FREE HEALTH CLINIC
White Panther Medical Information Bulletin #1 (1000 distributed at free rock 'n' roll concert, June 15, 1969.
Venereal disease is gotten by physical contact, almost always sexual contact, with a person who has the disease. It is not gotten from toilet seats, or through the air.
Gonorrhea (clap, strain, gleet, morning drop, a dose, the whites)
Signs of gonorrhea:
1) Burning with urination. This usually begins four to nine days after exposure. It is almost the only early sign of gonorrhea. A woman may have no early signs at all.
2) Pus discharging from the sex organs. This is a later sign and means that the infection if well-established.
3) Pain in the genital area or deep in the pelvis. By this time, there is a good chance that the person may be sterile (unable to have children). A woman may need to be hospitalized and have her uterus and tubes removed.
4) Much later, gonorrhea may cause heart disease, arthritis, blindness, or death. In most people, it will make them unable to ever have children. All of these problems can be prevented by early and adequate treatment.
There is NO BLOOD TEST FOR GONORRHEA. Its presence can be proved only by examining the discharge from the genitals. Gonorrhea is most often diagnosed in women because a man with whom she had sex gets the disease.
Syphilis (pox, lues, bad blood, siff, hair-cut, old joe)
Signs of syphillis:
1) The chancre. This usually looks like an ulcer, pimple, blister, or open sore. It is the first sign that a person has come in contact with syphilis, and usually appears two to three weeks after exposure. It is most often on or near the genitals, but the chancre can appear anywhere on the body. In men there is usually painless swelling of the lymph glands near the chancre. In women, both the cancer and the swollen lymph glands may be hidden inside. The chancre will disappear by itself, but the germs are still present, and the infected person can infect others.
If you are under 21 years old, most physicians will provide treatment without informing your parents.
Reporting of Venereal Disease
The law says that venereal disease must be reported to the Public Health Department. However, because so many patients ask their physicians not to, only a small percentage of cases are reported.
The Public Health Department is interested only in finding people who might have venereal disease, and in getting them treated. It is very discrete in investigation.
Having a venereal disease is not a crime. You cannot be prosecuted.
IF YOU EVEN SUSPECT THAT YOU MIGHT HAVE VENEREAL DISEASE, SEE A DOCTOR.

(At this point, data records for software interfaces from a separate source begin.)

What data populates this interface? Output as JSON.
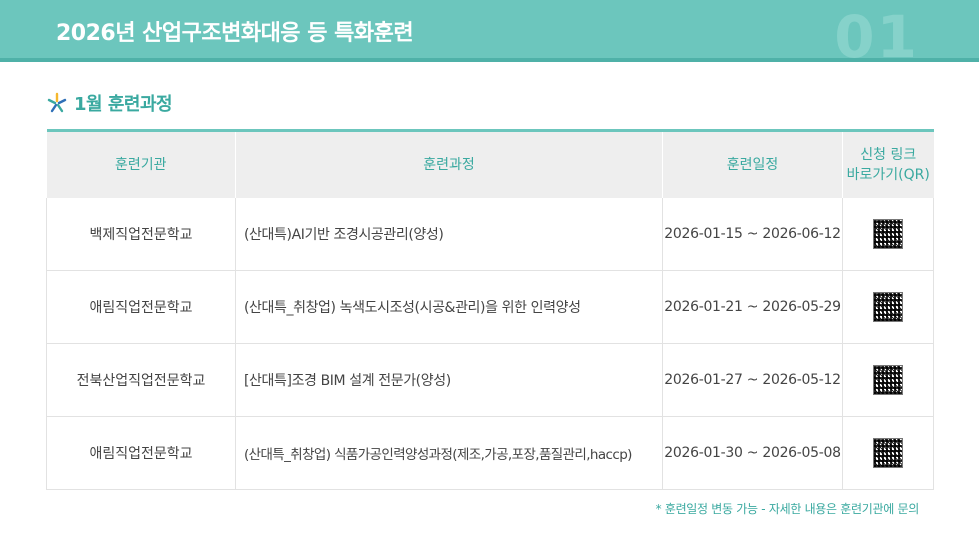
{
  "header": {
    "title": "2026년 산업구조변화대응 등 특화훈련",
    "page_number": "01"
  },
  "section": {
    "title": "1월 훈련과정",
    "icon": "sparkle-icon"
  },
  "table": {
    "columns": [
      "훈련기관",
      "훈련과정",
      "훈련일정",
      "신청 링크\n바로가기(QR)"
    ],
    "rows": [
      {
        "institution": "백제직업전문학교",
        "course": "(산대특)AI기반 조경시공관리(양성)",
        "schedule": "2026-01-15 ~ 2026-06-12"
      },
      {
        "institution": "애림직업전문학교",
        "course": "(산대특_취창업) 녹색도시조성(시공&관리)을 위한 인력양성",
        "schedule": "2026-01-21 ~ 2026-05-29"
      },
      {
        "institution": "전북산업직업전문학교",
        "course": "[산대특]조경 BIM 설계 전문가(양성)",
        "schedule": "2026-01-27 ~ 2026-05-12"
      },
      {
        "institution": "애림직업전문학교",
        "course": "(산대특_취창업) 식품가공인력양성과정(제조,가공,포장,품질관리,haccp)",
        "schedule": "2026-01-30 ~ 2026-05-08"
      }
    ]
  },
  "footnote": "* 훈련일정 변동 가능 - 자세한 내용은 훈련기관에 문의",
  "colors": {
    "accent": "#6cc6bd",
    "accent_text": "#3aa9a0",
    "header_bg": "#eeeeee"
  }
}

The Free Health Clinic is beginning at the free concerts in the parks so that the people can get: 1) Free information on V.D., drug problems, birth control, etc. 2) First Aid; 3) and free doctors service (when a doctor comes forth from the community and the community as a whole supports him). Medical students and doctors and all others wanting to serve the needs of the people contact: Skip - Trans-Love - 769-2017